[Start of Attachment]

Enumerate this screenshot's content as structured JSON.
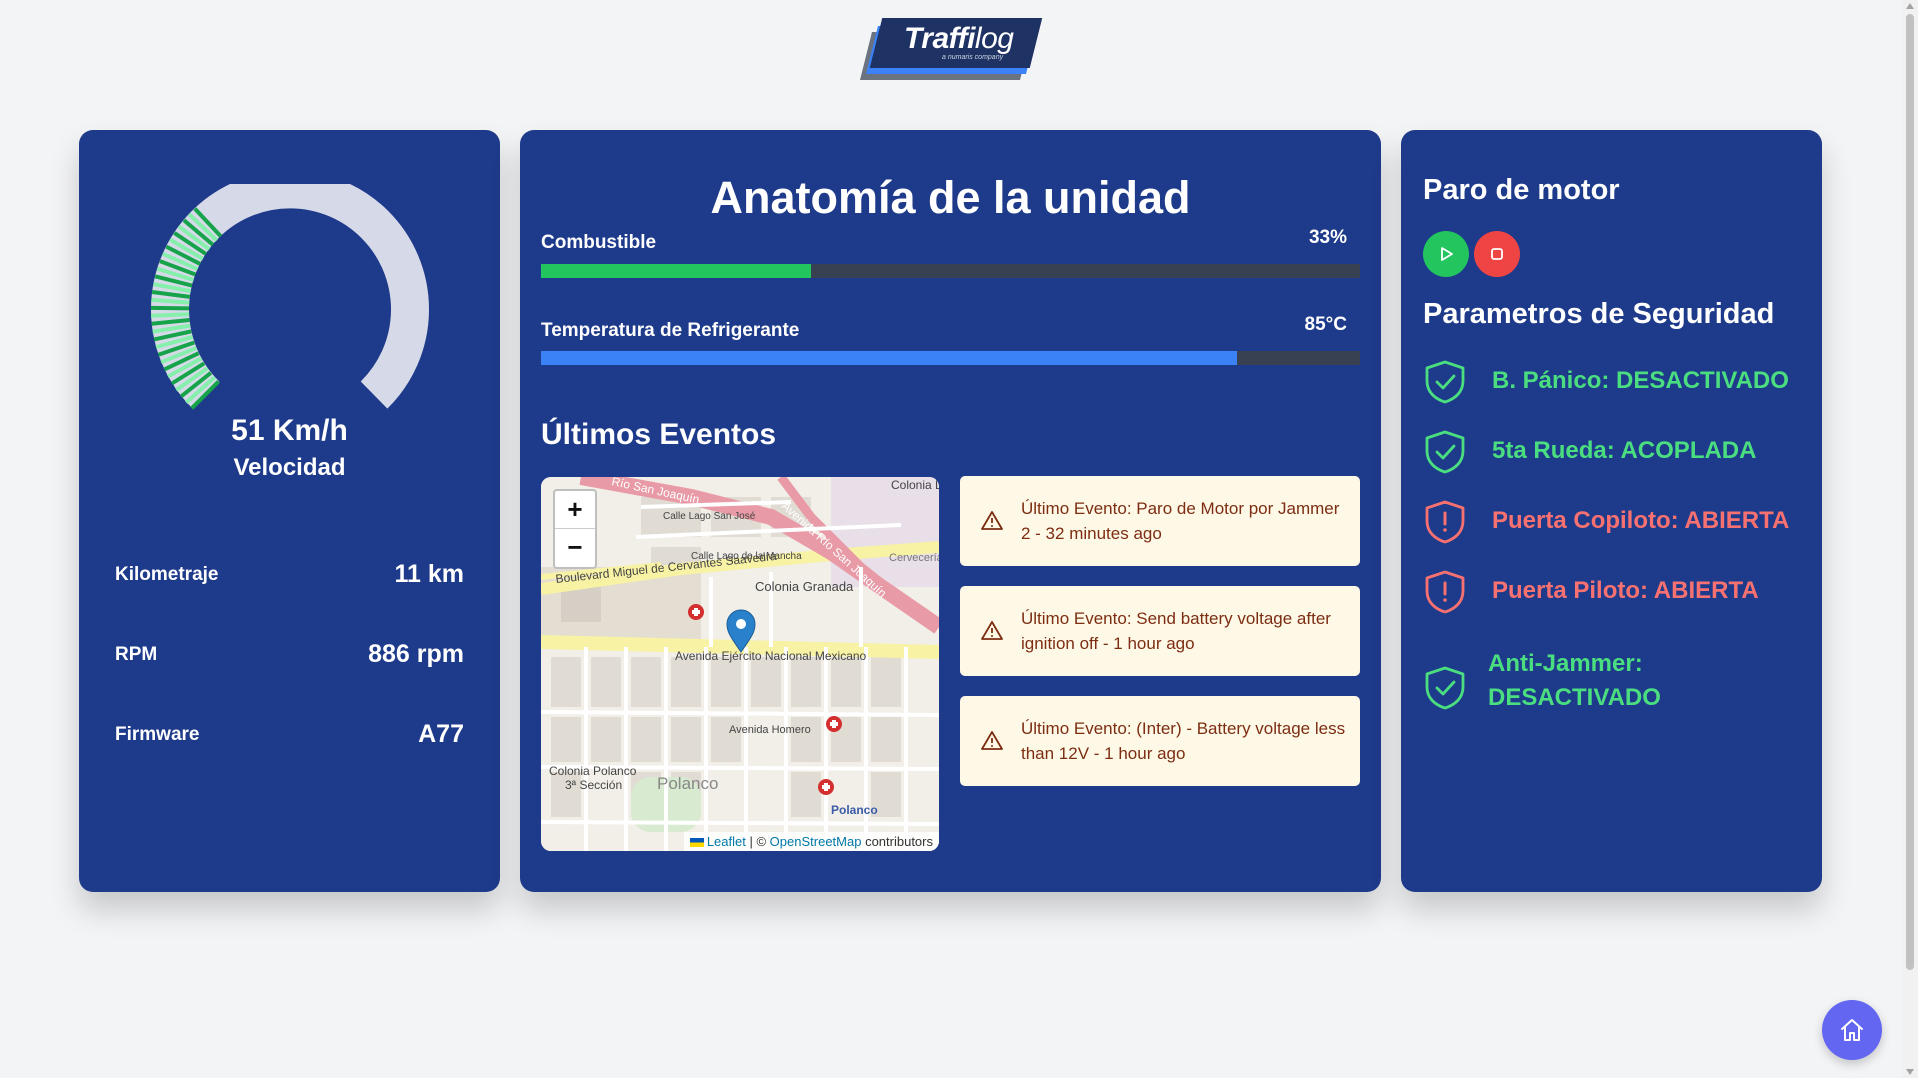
{
  "logo": {
    "brand_bold": "Traffi",
    "brand_light": "log",
    "tagline": "a numaris company"
  },
  "vehicle": {
    "speed_value": "51 Km/h",
    "speed_label": "Velocidad",
    "speed_fraction": 0.34,
    "stats": [
      {
        "label": "Kilometraje",
        "value": "11 km"
      },
      {
        "label": "RPM",
        "value": "886 rpm"
      },
      {
        "label": "Firmware",
        "value": "A77"
      }
    ]
  },
  "anatomy": {
    "title": "Anatomía de la unidad",
    "fuel": {
      "label": "Combustible",
      "value": "33%",
      "percent": 33
    },
    "coolant": {
      "label": "Temperatura de Refrigerante",
      "value": "85°C",
      "percent": 85
    }
  },
  "events": {
    "title": "Últimos Eventos",
    "items": [
      "Último Evento: Paro de Motor por Jammer 2 - 32 minutes ago",
      "Último Evento: Send battery voltage after ignition off - 1 hour ago",
      "Último Evento: (Inter) - Battery voltage less than 12V - 1 hour ago"
    ]
  },
  "map": {
    "zoom_in": "+",
    "zoom_out": "−",
    "attribution_leaflet": "Leaflet",
    "attribution_sep": " | © ",
    "attribution_osm": "OpenStreetMap",
    "attribution_tail": " contributors",
    "labels": {
      "colonia_lagos": "Colonia Lagos",
      "calle_lago_sanjose": "Calle Lago San José",
      "calle_lago_mancha": "Calle Lago de la Mancha",
      "cerveceria": "Cervecería Modelo",
      "boulevard": "Boulevard Miguel de Cervantes Saavedra",
      "colonia_granada": "Colonia Granada",
      "avenida_ejercito": "Avenida Ejército Nacional Mexicano",
      "avenida_homero": "Avenida Homero",
      "colonia_polanco": "Colonia Polanco",
      "tercera_seccion": "3ª Sección",
      "polanco": "Polanco",
      "polanco_station": "Polanco",
      "rio_sanjoaquin": "Río San Joaquín",
      "avenida_rio_sanjoaquin": "Avenida Río San Joaquín"
    }
  },
  "engine": {
    "title": "Paro de motor",
    "start_icon": "play-icon",
    "stop_icon": "stop-icon"
  },
  "security": {
    "title": "Parametros de Seguridad",
    "items": [
      {
        "text": "B. Pánico: DESACTIVADO",
        "status": "ok",
        "icon": "shield-check-icon"
      },
      {
        "text": "5ta Rueda: ACOPLADA",
        "status": "ok",
        "icon": "shield-check-icon"
      },
      {
        "text": "Puerta Copiloto: ABIERTA",
        "status": "alert",
        "icon": "shield-alert-icon"
      },
      {
        "text": "Puerta Piloto: ABIERTA",
        "status": "alert",
        "icon": "shield-alert-icon"
      },
      {
        "text_line1": "Anti-Jammer:",
        "text_line2": "DESACTIVADO",
        "status": "ok",
        "icon": "shield-check-icon"
      }
    ]
  },
  "colors": {
    "card": "#1e3a8a",
    "fuel_bar": "#22c55e",
    "coolant_bar": "#3b82f6",
    "ok": "#4ade80",
    "alert": "#f87171",
    "start": "#22c55e",
    "stop": "#ef4444",
    "home": "#6366f1",
    "event_bg": "#fef9e7",
    "event_text": "#7c2d12"
  },
  "home_icon": "home-icon"
}
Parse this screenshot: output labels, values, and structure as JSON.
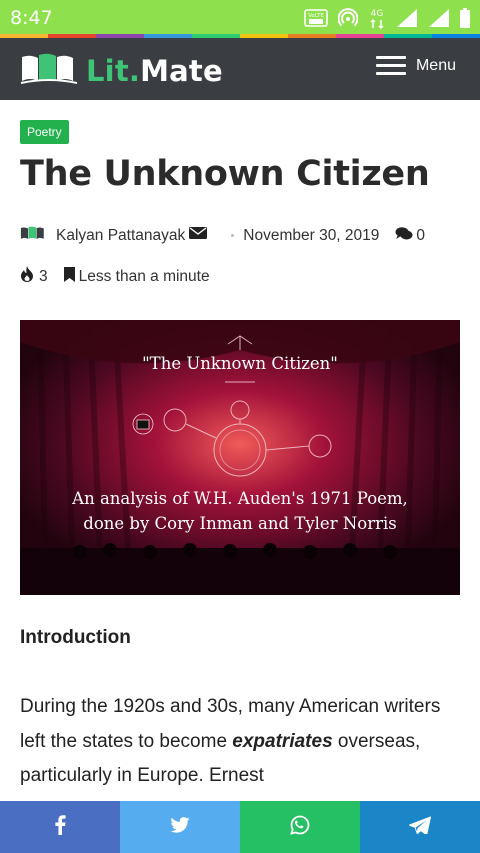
{
  "status_bar": {
    "time": "8:47",
    "volte_label": "VoLTE",
    "network_label": "4G",
    "colors": {
      "background": "#8ee04c"
    }
  },
  "rainbow_strip": [
    "#f7b733",
    "#e8432d",
    "#8e44ad",
    "#3498db",
    "#2ecc71",
    "#f1c40f",
    "#e67e22",
    "#e84393",
    "#00b894",
    "#0984e3"
  ],
  "header": {
    "logo_part1": "Lit.",
    "logo_part2": "Mate",
    "menu_label": "Menu",
    "logo_icon": "open-books-icon",
    "colors": {
      "background": "#3a3d42",
      "accent": "#3fc477"
    }
  },
  "article": {
    "category": "Poetry",
    "title": "The Unknown Citizen",
    "author": "Kalyan Pattanayak",
    "date": "November 30, 2019",
    "comments_count": "0",
    "views_count": "3",
    "read_time": "Less than a minute",
    "featured_image": {
      "title": "\"The Unknown Citizen\"",
      "caption_line1": "An analysis of W.H. Auden's 1971 Poem,",
      "caption_line2": "done by Cory Inman and Tyler Norris"
    },
    "section_heading": "Introduction",
    "paragraph_prefix": "During the 1920s and 30s, many American writers left the states to become ",
    "paragraph_emphasis": "expatriates",
    "paragraph_suffix": " overseas, particularly in Europe. Ernest"
  },
  "share_bar": [
    {
      "name": "facebook",
      "icon": "facebook-icon",
      "color": "#4a6fc2"
    },
    {
      "name": "twitter",
      "icon": "twitter-icon",
      "color": "#55acee"
    },
    {
      "name": "whatsapp",
      "icon": "whatsapp-icon",
      "color": "#25c063"
    },
    {
      "name": "telegram",
      "icon": "telegram-icon",
      "color": "#1a86c8"
    }
  ]
}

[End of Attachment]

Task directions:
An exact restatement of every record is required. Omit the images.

Response to the task:
Enumerate this screenshot's content as structured JSON.
{
  "logo": {
    "brand_bold": "Traffi",
    "brand_light": "log",
    "tagline": "a numaris company"
  },
  "vehicle": {
    "speed_value": "51 Km/h",
    "speed_label": "Velocidad",
    "speed_fraction": 0.34,
    "stats": [
      {
        "label": "Kilometraje",
        "value": "11 km"
      },
      {
        "label": "RPM",
        "value": "886 rpm"
      },
      {
        "label": "Firmware",
        "value": "A77"
      }
    ]
  },
  "anatomy": {
    "title": "Anatomía de la unidad",
    "fuel": {
      "label": "Combustible",
      "value": "33%",
      "percent": 33
    },
    "coolant": {
      "label": "Temperatura de Refrigerante",
      "value": "85°C",
      "percent": 85
    }
  },
  "events": {
    "title": "Últimos Eventos",
    "items": [
      "Último Evento: Paro de Motor por Jammer 2 - 32 minutes ago",
      "Último Evento: Send battery voltage after ignition off - 1 hour ago",
      "Último Evento: (Inter) - Battery voltage less than 12V - 1 hour ago"
    ]
  },
  "map": {
    "zoom_in": "+",
    "zoom_out": "−",
    "attribution_leaflet": "Leaflet",
    "attribution_sep": " | © ",
    "attribution_osm": "OpenStreetMap",
    "attribution_tail": " contributors",
    "labels": {
      "colonia_lagos": "Colonia Lagos",
      "calle_lago_sanjose": "Calle Lago San José",
      "calle_lago_mancha": "Calle Lago de la Mancha",
      "cerveceria": "Cervecería Modelo",
      "boulevard": "Boulevard Miguel de Cervantes Saavedra",
      "colonia_granada": "Colonia Granada",
      "avenida_ejercito": "Avenida Ejército Nacional Mexicano",
      "avenida_homero": "Avenida Homero",
      "colonia_polanco": "Colonia Polanco",
      "tercera_seccion": "3ª Sección",
      "polanco": "Polanco",
      "polanco_station": "Polanco",
      "rio_sanjoaquin": "Río San Joaquín",
      "avenida_rio_sanjoaquin": "Avenida Río San Joaquín"
    }
  },
  "engine": {
    "title": "Paro de motor",
    "start_icon": "play-icon",
    "stop_icon": "stop-icon"
  },
  "security": {
    "title": "Parametros de Seguridad",
    "items": [
      {
        "text": "B. Pánico: DESACTIVADO",
        "status": "ok",
        "icon": "shield-check-icon"
      },
      {
        "text": "5ta Rueda: ACOPLADA",
        "status": "ok",
        "icon": "shield-check-icon"
      },
      {
        "text": "Puerta Copiloto: ABIERTA",
        "status": "alert",
        "icon": "shield-alert-icon"
      },
      {
        "text": "Puerta Piloto: ABIERTA",
        "status": "alert",
        "icon": "shield-alert-icon"
      },
      {
        "text_line1": "Anti-Jammer:",
        "text_line2": "DESACTIVADO",
        "status": "ok",
        "icon": "shield-check-icon"
      }
    ]
  },
  "colors": {
    "card": "#1e3a8a",
    "fuel_bar": "#22c55e",
    "coolant_bar": "#3b82f6",
    "ok": "#4ade80",
    "alert": "#f87171",
    "start": "#22c55e",
    "stop": "#ef4444",
    "home": "#6366f1",
    "event_bg": "#fef9e7",
    "event_text": "#7c2d12"
  },
  "home_icon": "home-icon"
}
Parse this screenshot: output labels, values, and structure as JSON.
{
  "status_bar": {
    "time": "8:47",
    "volte_label": "VoLTE",
    "network_label": "4G",
    "colors": {
      "background": "#8ee04c"
    }
  },
  "rainbow_strip": [
    "#f7b733",
    "#e8432d",
    "#8e44ad",
    "#3498db",
    "#2ecc71",
    "#f1c40f",
    "#e67e22",
    "#e84393",
    "#00b894",
    "#0984e3"
  ],
  "header": {
    "logo_part1": "Lit.",
    "logo_part2": "Mate",
    "menu_label": "Menu",
    "logo_icon": "open-books-icon",
    "colors": {
      "background": "#3a3d42",
      "accent": "#3fc477"
    }
  },
  "article": {
    "category": "Poetry",
    "title": "The Unknown Citizen",
    "author": "Kalyan Pattanayak",
    "date": "November 30, 2019",
    "comments_count": "0",
    "views_count": "3",
    "read_time": "Less than a minute",
    "featured_image": {
      "title": "\"The Unknown Citizen\"",
      "caption_line1": "An analysis of W.H. Auden's 1971 Poem,",
      "caption_line2": "done by Cory Inman and Tyler Norris"
    },
    "section_heading": "Introduction",
    "paragraph_prefix": "During the 1920s and 30s, many American writers left the states to become ",
    "paragraph_emphasis": "expatriates",
    "paragraph_suffix": " overseas, particularly in Europe. Ernest"
  },
  "share_bar": [
    {
      "name": "facebook",
      "icon": "facebook-icon",
      "color": "#4a6fc2"
    },
    {
      "name": "twitter",
      "icon": "twitter-icon",
      "color": "#55acee"
    },
    {
      "name": "whatsapp",
      "icon": "whatsapp-icon",
      "color": "#25c063"
    },
    {
      "name": "telegram",
      "icon": "telegram-icon",
      "color": "#1a86c8"
    }
  ]
}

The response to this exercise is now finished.